Given entries |
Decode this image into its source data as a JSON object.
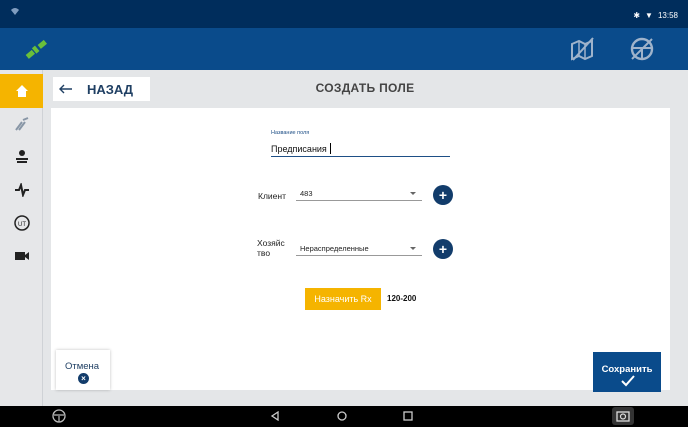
{
  "status_bar": {
    "time": "13:58"
  },
  "header": {
    "back_label": "НАЗАД",
    "title": "СОЗДАТЬ ПОЛЕ"
  },
  "form": {
    "field_name": {
      "label": "Название поля",
      "value": "Предписания"
    },
    "client": {
      "label": "Клиент",
      "value": "483"
    },
    "farm": {
      "label_line1": "Хозяйс",
      "label_line2": "тво",
      "value": "Нераспределенные"
    },
    "rx": {
      "button_label": "Назначить Rx",
      "value": "120-200"
    }
  },
  "footer": {
    "cancel_label": "Отмена",
    "save_label": "Сохранить"
  },
  "colors": {
    "brand_blue": "#0a4b8b",
    "accent_yellow": "#f5b400",
    "dark_blue": "#123c6b"
  },
  "icons": [
    "satellite-icon",
    "field-map-icon",
    "steering-wheel-icon",
    "home-icon",
    "guidance-icon",
    "implement-icon",
    "pulse-icon",
    "ut-icon",
    "camera-icon"
  ]
}
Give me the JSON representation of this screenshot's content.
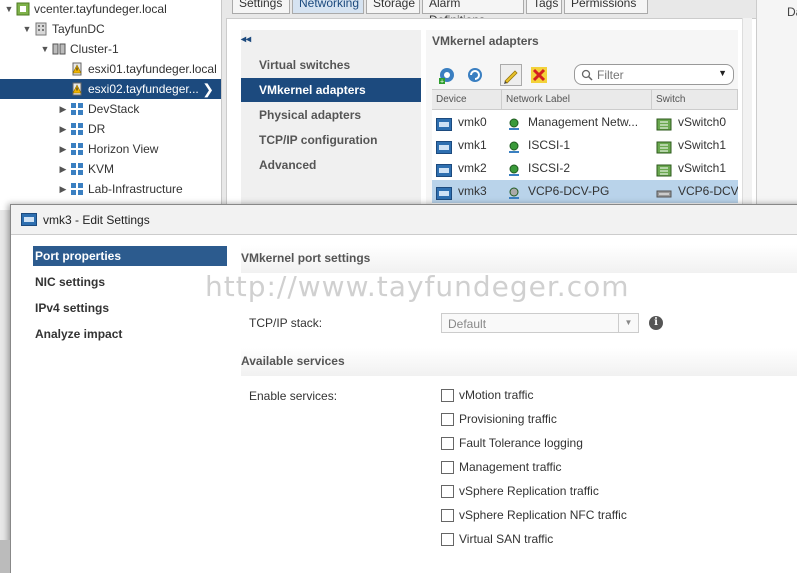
{
  "tree": {
    "items": [
      {
        "label": "vcenter.tayfundeger.local",
        "icon": "vcenter-icon",
        "toggle": "▼",
        "depth": 0
      },
      {
        "label": "TayfunDC",
        "icon": "datacenter-icon",
        "toggle": "▼",
        "depth": 1
      },
      {
        "label": "Cluster-1",
        "icon": "cluster-icon",
        "toggle": "▼",
        "depth": 2
      },
      {
        "label": "esxi01.tayfundeger.local",
        "icon": "host-warning-icon",
        "toggle": "",
        "depth": 3
      },
      {
        "label": "esxi02.tayfundeger...",
        "icon": "host-warning-icon",
        "toggle": "",
        "depth": 3,
        "selected": true
      },
      {
        "label": "DevStack",
        "icon": "vapp-icon",
        "toggle": "▶",
        "depth": 3
      },
      {
        "label": "DR",
        "icon": "vapp-icon",
        "toggle": "▶",
        "depth": 3
      },
      {
        "label": "Horizon View",
        "icon": "vapp-icon",
        "toggle": "▶",
        "depth": 3
      },
      {
        "label": "KVM",
        "icon": "vapp-icon",
        "toggle": "▶",
        "depth": 3
      },
      {
        "label": "Lab-Infrastructure",
        "icon": "vapp-icon",
        "toggle": "▶",
        "depth": 3
      }
    ],
    "selected_chevron": "❯"
  },
  "tabs": [
    "Settings",
    "Networking",
    "Storage",
    "Alarm Definitions",
    "Tags",
    "Permissions"
  ],
  "active_tab": "Networking",
  "right_column_label": "Da",
  "networking_nav": {
    "collapse_glyph": "◂◂",
    "items": [
      "Virtual switches",
      "VMkernel adapters",
      "Physical adapters",
      "TCP/IP configuration",
      "Advanced"
    ],
    "selected": "VMkernel adapters"
  },
  "vmkernel": {
    "title": "VMkernel adapters",
    "toolbar": [
      "add-networking-icon",
      "refresh-icon",
      "edit-settings-icon",
      "remove-icon"
    ],
    "filter_placeholder": "Filter",
    "columns": [
      "Device",
      "Network Label",
      "Switch"
    ],
    "rows": [
      {
        "device": "vmk0",
        "label": "Management Netw...",
        "switch": "vSwitch0",
        "selected": false
      },
      {
        "device": "vmk1",
        "label": "ISCSI-1",
        "switch": "vSwitch1",
        "selected": false
      },
      {
        "device": "vmk2",
        "label": "ISCSI-2",
        "switch": "vSwitch1",
        "selected": false
      },
      {
        "device": "vmk3",
        "label": "VCP6-DCV-PG",
        "switch": "VCP6-DCV",
        "selected": true
      }
    ]
  },
  "dialog": {
    "title": "vmk3 - Edit Settings",
    "side_items": [
      "Port properties",
      "NIC settings",
      "IPv4 settings",
      "Analyze impact"
    ],
    "selected_side_item": "Port properties",
    "section_port": "VMkernel port settings",
    "tcpip_label": "TCP/IP stack:",
    "tcpip_value": "Default",
    "section_services": "Available services",
    "enable_label": "Enable services:",
    "services": [
      {
        "label": "vMotion traffic",
        "checked": false
      },
      {
        "label": "Provisioning traffic",
        "checked": false
      },
      {
        "label": "Fault Tolerance logging",
        "checked": false
      },
      {
        "label": "Management traffic",
        "checked": false
      },
      {
        "label": "vSphere Replication traffic",
        "checked": false
      },
      {
        "label": "vSphere Replication NFC traffic",
        "checked": false
      },
      {
        "label": "Virtual SAN traffic",
        "checked": false
      }
    ]
  },
  "watermark": "http://www.tayfundeger.com"
}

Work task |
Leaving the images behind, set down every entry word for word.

Output below |
Decode this image into its source data as a JSON object.
{
  "status_bar": {
    "time": "13:58"
  },
  "header": {
    "back_label": "НАЗАД",
    "title": "СОЗДАТЬ ПОЛЕ"
  },
  "form": {
    "field_name": {
      "label": "Название поля",
      "value": "Предписания"
    },
    "client": {
      "label": "Клиент",
      "value": "483"
    },
    "farm": {
      "label_line1": "Хозяйс",
      "label_line2": "тво",
      "value": "Нераспределенные"
    },
    "rx": {
      "button_label": "Назначить Rx",
      "value": "120-200"
    }
  },
  "footer": {
    "cancel_label": "Отмена",
    "save_label": "Сохранить"
  },
  "colors": {
    "brand_blue": "#0a4b8b",
    "accent_yellow": "#f5b400",
    "dark_blue": "#123c6b"
  },
  "icons": [
    "satellite-icon",
    "field-map-icon",
    "steering-wheel-icon",
    "home-icon",
    "guidance-icon",
    "implement-icon",
    "pulse-icon",
    "ut-icon",
    "camera-icon"
  ]
}
Give me the JSON representation of this screenshot's content.
{
  "tree": {
    "items": [
      {
        "label": "vcenter.tayfundeger.local",
        "icon": "vcenter-icon",
        "toggle": "▼",
        "depth": 0
      },
      {
        "label": "TayfunDC",
        "icon": "datacenter-icon",
        "toggle": "▼",
        "depth": 1
      },
      {
        "label": "Cluster-1",
        "icon": "cluster-icon",
        "toggle": "▼",
        "depth": 2
      },
      {
        "label": "esxi01.tayfundeger.local",
        "icon": "host-warning-icon",
        "toggle": "",
        "depth": 3
      },
      {
        "label": "esxi02.tayfundeger...",
        "icon": "host-warning-icon",
        "toggle": "",
        "depth": 3,
        "selected": true
      },
      {
        "label": "DevStack",
        "icon": "vapp-icon",
        "toggle": "▶",
        "depth": 3
      },
      {
        "label": "DR",
        "icon": "vapp-icon",
        "toggle": "▶",
        "depth": 3
      },
      {
        "label": "Horizon View",
        "icon": "vapp-icon",
        "toggle": "▶",
        "depth": 3
      },
      {
        "label": "KVM",
        "icon": "vapp-icon",
        "toggle": "▶",
        "depth": 3
      },
      {
        "label": "Lab-Infrastructure",
        "icon": "vapp-icon",
        "toggle": "▶",
        "depth": 3
      }
    ],
    "selected_chevron": "❯"
  },
  "tabs": [
    "Settings",
    "Networking",
    "Storage",
    "Alarm Definitions",
    "Tags",
    "Permissions"
  ],
  "active_tab": "Networking",
  "right_column_label": "Da",
  "networking_nav": {
    "collapse_glyph": "◂◂",
    "items": [
      "Virtual switches",
      "VMkernel adapters",
      "Physical adapters",
      "TCP/IP configuration",
      "Advanced"
    ],
    "selected": "VMkernel adapters"
  },
  "vmkernel": {
    "title": "VMkernel adapters",
    "toolbar": [
      "add-networking-icon",
      "refresh-icon",
      "edit-settings-icon",
      "remove-icon"
    ],
    "filter_placeholder": "Filter",
    "columns": [
      "Device",
      "Network Label",
      "Switch"
    ],
    "rows": [
      {
        "device": "vmk0",
        "label": "Management Netw...",
        "switch": "vSwitch0",
        "selected": false
      },
      {
        "device": "vmk1",
        "label": "ISCSI-1",
        "switch": "vSwitch1",
        "selected": false
      },
      {
        "device": "vmk2",
        "label": "ISCSI-2",
        "switch": "vSwitch1",
        "selected": false
      },
      {
        "device": "vmk3",
        "label": "VCP6-DCV-PG",
        "switch": "VCP6-DCV",
        "selected": true
      }
    ]
  },
  "dialog": {
    "title": "vmk3 - Edit Settings",
    "side_items": [
      "Port properties",
      "NIC settings",
      "IPv4 settings",
      "Analyze impact"
    ],
    "selected_side_item": "Port properties",
    "section_port": "VMkernel port settings",
    "tcpip_label": "TCP/IP stack:",
    "tcpip_value": "Default",
    "section_services": "Available services",
    "enable_label": "Enable services:",
    "services": [
      {
        "label": "vMotion traffic",
        "checked": false
      },
      {
        "label": "Provisioning traffic",
        "checked": false
      },
      {
        "label": "Fault Tolerance logging",
        "checked": false
      },
      {
        "label": "Management traffic",
        "checked": false
      },
      {
        "label": "vSphere Replication traffic",
        "checked": false
      },
      {
        "label": "vSphere Replication NFC traffic",
        "checked": false
      },
      {
        "label": "Virtual SAN traffic",
        "checked": false
      }
    ]
  },
  "watermark": "http://www.tayfundeger.com"
}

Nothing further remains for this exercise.